In a Facebook post, Gable III’s sister, Kayley, revealed two generations of apparent dysfunction and possible substance abuse. She shared texts, purportedly written by their father, John Clark Gable, in which he accused his son and daughter of using their grandfather’s name “in disgrace.” John Clark Gable also refused to pay for the costs of his son’s funeral and said he didn’t want him buried next to Clark Gable in the family plot at Forrest Lawn Cemetery in Los Angeles. Kayley Gable responded by threatening to write a tell-all that would let the world know “the truth” about their apparently messed-up family. As it turns out, Gable III was buried next to his maternal grandparents in Provo, Utah, on March 9, Kayley Gable revealed on Facebook. Excerpt taken from the East Bay Times:
I am only posting a photo of the vultures that feast at these burials. The video is linked below for those who wish to watch. Viewer Discretion is advised.
Burying our dead is very popular in Christian and Muslim religious faiths. For centuries burying has been the oldest and most effective way to honor the dead. These days cremation is becoming a more and more choice among many and is more affordable than the classic funeral. The cost of a funeral can average anywhere from $5k to 10k and higher.
Many people choose to bury their loved ones so they will have a place to go and visit them and keep the grave clean of weeds and trash.
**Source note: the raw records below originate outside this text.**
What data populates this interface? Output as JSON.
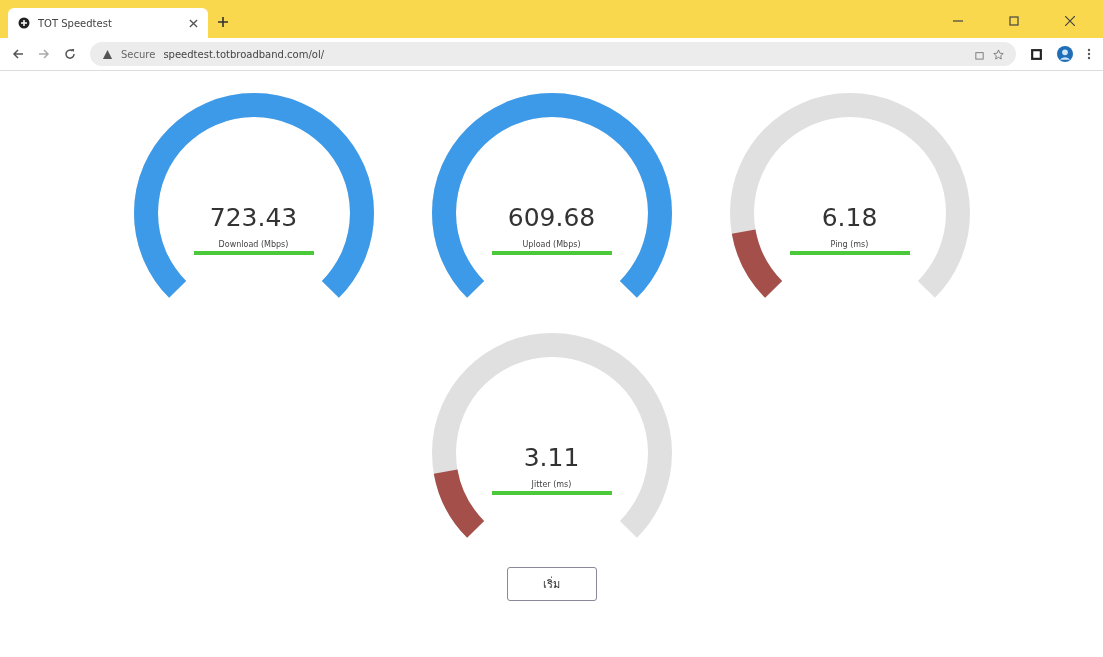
{
  "browser": {
    "tab_title": "TOT Speedtest",
    "security": "Secure",
    "url": "speedtest.totbroadband.com/ol/"
  },
  "gauges": [
    {
      "value": "723.43",
      "label": "Download (Mbps)",
      "kind": "full",
      "color": "#3d9ae8"
    },
    {
      "value": "609.68",
      "label": "Upload (Mbps)",
      "kind": "full",
      "color": "#3d9ae8"
    },
    {
      "value": "6.18",
      "label": "Ping (ms)",
      "kind": "low",
      "color": "#a54f4a"
    },
    {
      "value": "3.11",
      "label": "Jitter (ms)",
      "kind": "low",
      "color": "#a54f4a"
    }
  ],
  "button": "เริ่ม"
}
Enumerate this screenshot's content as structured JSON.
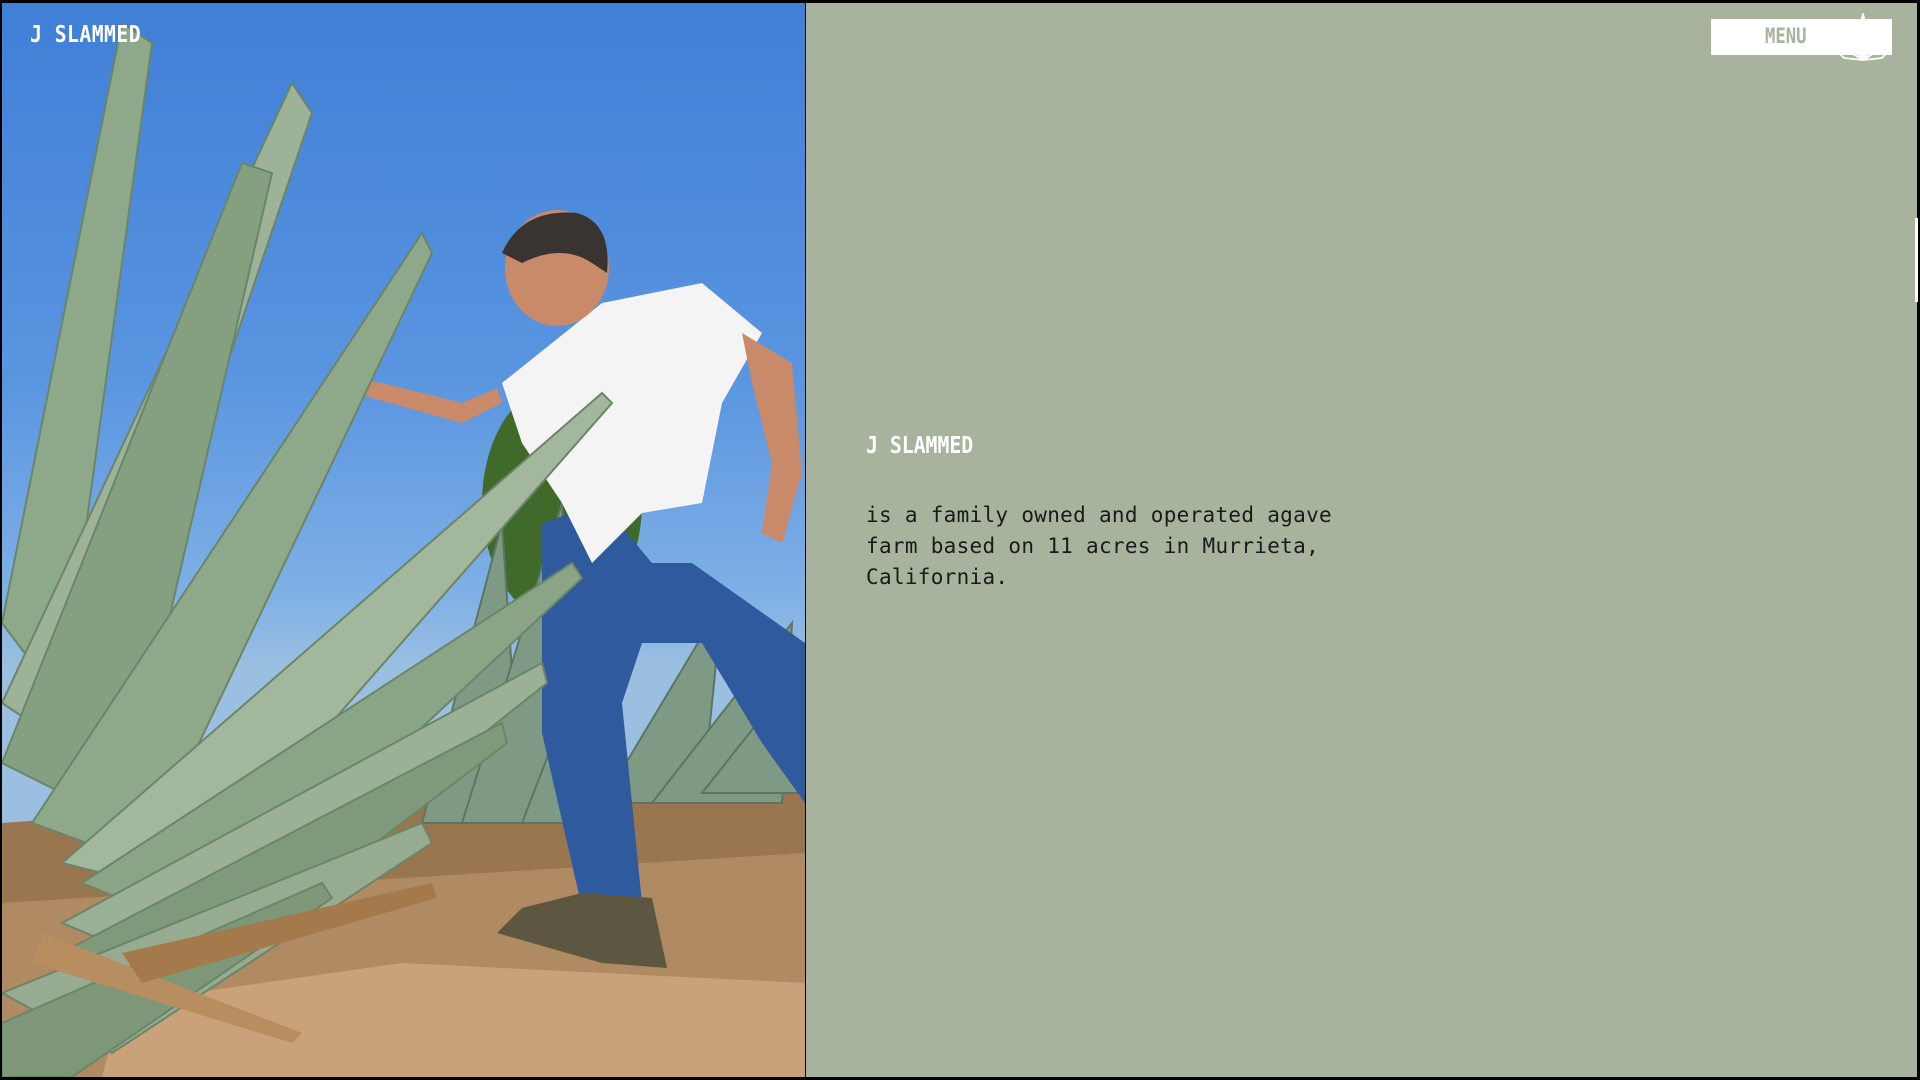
{
  "header": {
    "brand": "J SLAMMED",
    "menu_label": "MENU",
    "menu_icon": "agave-icon"
  },
  "hero_image": {
    "subject": "photo-agave-farmer",
    "icon": "photo-icon"
  },
  "intro": {
    "title": "J SLAMMED",
    "description": "is a family owned and operated agave farm based on 11 acres in Murrieta, California."
  },
  "colors": {
    "panel_green": "#a7b39d",
    "text_dark": "#1a1a1a",
    "white": "#ffffff",
    "sky_blue": "#4a86db"
  }
}
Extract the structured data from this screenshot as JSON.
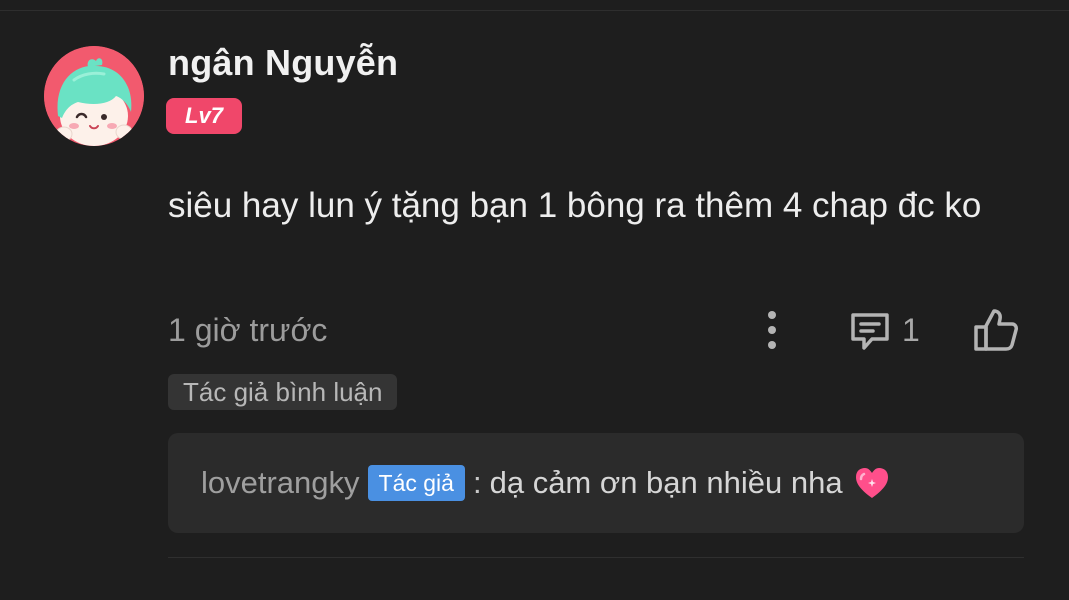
{
  "comment": {
    "username": "ngân Nguyễn",
    "level_badge": "Lv7",
    "avatar_icon": "cartoon-girl-avatar",
    "text": "siêu hay lun ý tặng bạn 1 bông ra thêm 4 chap đc ko",
    "timestamp": "1 giờ trước",
    "more_icon": "vertical-ellipsis-icon",
    "reply_icon": "comment-bubble-icon",
    "reply_count": "1",
    "like_icon": "thumbs-up-icon",
    "author_commented_tag": "Tác giả bình luận"
  },
  "reply": {
    "author": "lovetrangky",
    "author_badge": "Tác giả",
    "separator": ":",
    "text": "dạ cảm ơn bạn nhiều nha",
    "emoji_icon": "sparkling-heart-icon"
  },
  "colors": {
    "background": "#1e1e1e",
    "level_badge": "#f0476a",
    "author_badge": "#4a90e2",
    "reply_box": "#2b2b2b",
    "avatar_background": "#f25a6e",
    "heart": "#ff4f8b"
  }
}
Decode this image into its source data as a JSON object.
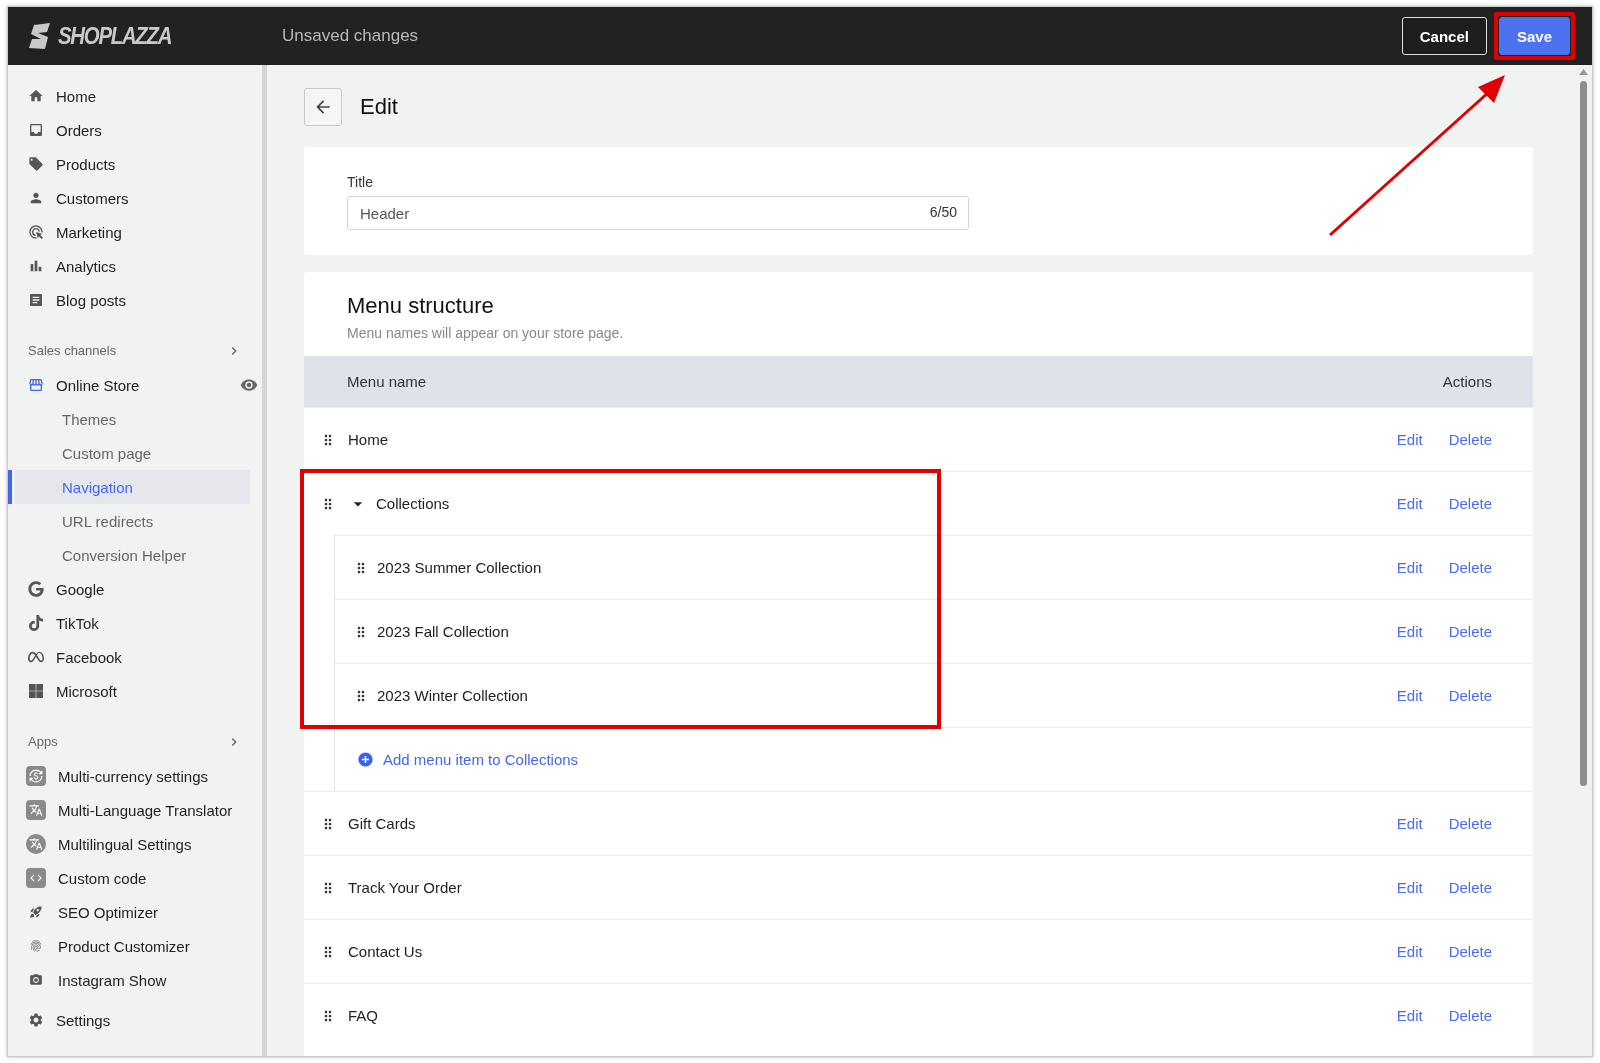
{
  "top_bar": {
    "logo": "SHOPLAZZA",
    "status": "Unsaved changes",
    "buttons": [
      {
        "label": "Cancel",
        "kind": "secondary",
        "highlighted": false
      },
      {
        "label": "Save",
        "kind": "primary",
        "highlighted": true
      }
    ]
  },
  "sidebar": {
    "items": [
      {
        "label": "Home",
        "selected": false
      },
      {
        "label": "Orders",
        "selected": false
      },
      {
        "label": "Products",
        "selected": false
      },
      {
        "label": "Customers",
        "selected": false
      },
      {
        "label": "Marketing",
        "selected": false
      },
      {
        "label": "Analytics",
        "selected": false
      },
      {
        "label": "Blog posts",
        "selected": false
      }
    ],
    "sections": [
      {
        "title": "Sales channels",
        "items": [
          {
            "label": "Online Store",
            "selected": false,
            "expanded": true,
            "children": [
              {
                "label": "Themes",
                "selected": false
              },
              {
                "label": "Custom page",
                "selected": false
              },
              {
                "label": "Navigation",
                "selected": true
              },
              {
                "label": "URL redirects",
                "selected": false
              },
              {
                "label": "Conversion Helper",
                "selected": false
              }
            ]
          },
          {
            "label": "Google",
            "selected": false
          },
          {
            "label": "TikTok",
            "selected": false
          },
          {
            "label": "Facebook",
            "selected": false
          },
          {
            "label": "Microsoft",
            "selected": false
          }
        ]
      },
      {
        "title": "Apps",
        "items": [
          {
            "label": "Multi-currency settings",
            "selected": false
          },
          {
            "label": "Multi-Language Translator",
            "selected": false
          },
          {
            "label": "Multilingual Settings",
            "selected": false
          },
          {
            "label": "Custom code",
            "selected": false
          },
          {
            "label": "SEO Optimizer",
            "selected": false
          },
          {
            "label": "Product Customizer",
            "selected": false
          },
          {
            "label": "Instagram Show",
            "selected": false
          }
        ]
      }
    ],
    "footer_item": {
      "label": "Settings",
      "selected": false
    }
  },
  "page": {
    "title": "Edit",
    "title_card": {
      "label": "Title",
      "value": "Header",
      "counter": "6/50"
    },
    "menu": {
      "heading": "Menu structure",
      "description": "Menu names will appear on your store page.",
      "columns": [
        "Menu name",
        "Actions"
      ],
      "items": [
        {
          "label": "Home",
          "actions": [
            "Edit",
            "Delete"
          ]
        },
        {
          "label": "Collections",
          "actions": [
            "Edit",
            "Delete"
          ],
          "expanded": true,
          "highlighted": true,
          "add_link": "Add menu item to Collections",
          "children": [
            {
              "label": "2023 Summer Collection",
              "actions": [
                "Edit",
                "Delete"
              ]
            },
            {
              "label": "2023 Fall Collection",
              "actions": [
                "Edit",
                "Delete"
              ]
            },
            {
              "label": "2023 Winter Collection",
              "actions": [
                "Edit",
                "Delete"
              ]
            }
          ]
        },
        {
          "label": "Gift Cards",
          "actions": [
            "Edit",
            "Delete"
          ]
        },
        {
          "label": "Track Your Order",
          "actions": [
            "Edit",
            "Delete"
          ]
        },
        {
          "label": "Contact Us",
          "actions": [
            "Edit",
            "Delete"
          ]
        },
        {
          "label": "FAQ",
          "actions": [
            "Edit",
            "Delete"
          ]
        }
      ]
    }
  }
}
In other religions, they prefer to burn the dead body. It is largely believed that the human body is composed of five elements that are the sky, water, earth, air and fire.
In the Hindu religion the human body is burnt. It is believed that when the body dies, the soul moves out and goes to heaven or hell according to the deeds one committed through their life on earth.
There are places in this world where the culture believes in what is known as “Sky Burials.” The Chinese Tibet Autonomous Region (TAR) occupies roughly 471,700 square miles (1.2 million square kilometers) of Central Asia to the northeast of India. Encompassing some of the highest peaks of the Himalayan Mountains and the least explored regions on the planet, the average altitude for a Tibetan settlement is roughly 16,500 feet (5,000 meters) above sea level.
These burials are practiced in the Chinese provinces and autonomous regions of Tibet, Qinghai, Sichuan and Inner Mongolia, as well as Mongolia Bhutan, parts of Sikkim and Zanskar which are parts of India.
Although these burials may be considered taboo to those who are accustomed to attending funerals and seeing their loved ones lowered into the ground, ashes to ashes,dust to dust. It is not taboo to those who live in regions in the world where the ground may be too frozen and hard to bury their dead, they don’t have access to formaldehyde to sanitize the body of the deceased or the means to embalm their dead.
The locations of preparation and sky burials are very much understood in the Vajrayana Buddhist traditions as charnel grounds. Excerpt taken from Wikipedia.
This ritual fits with Tibetan Buddhism’s religion, tradition and beliefs that human beings have an interconnectedness to the environment.
Below you will find a video of a sky burial. Viewer Discretion is advised.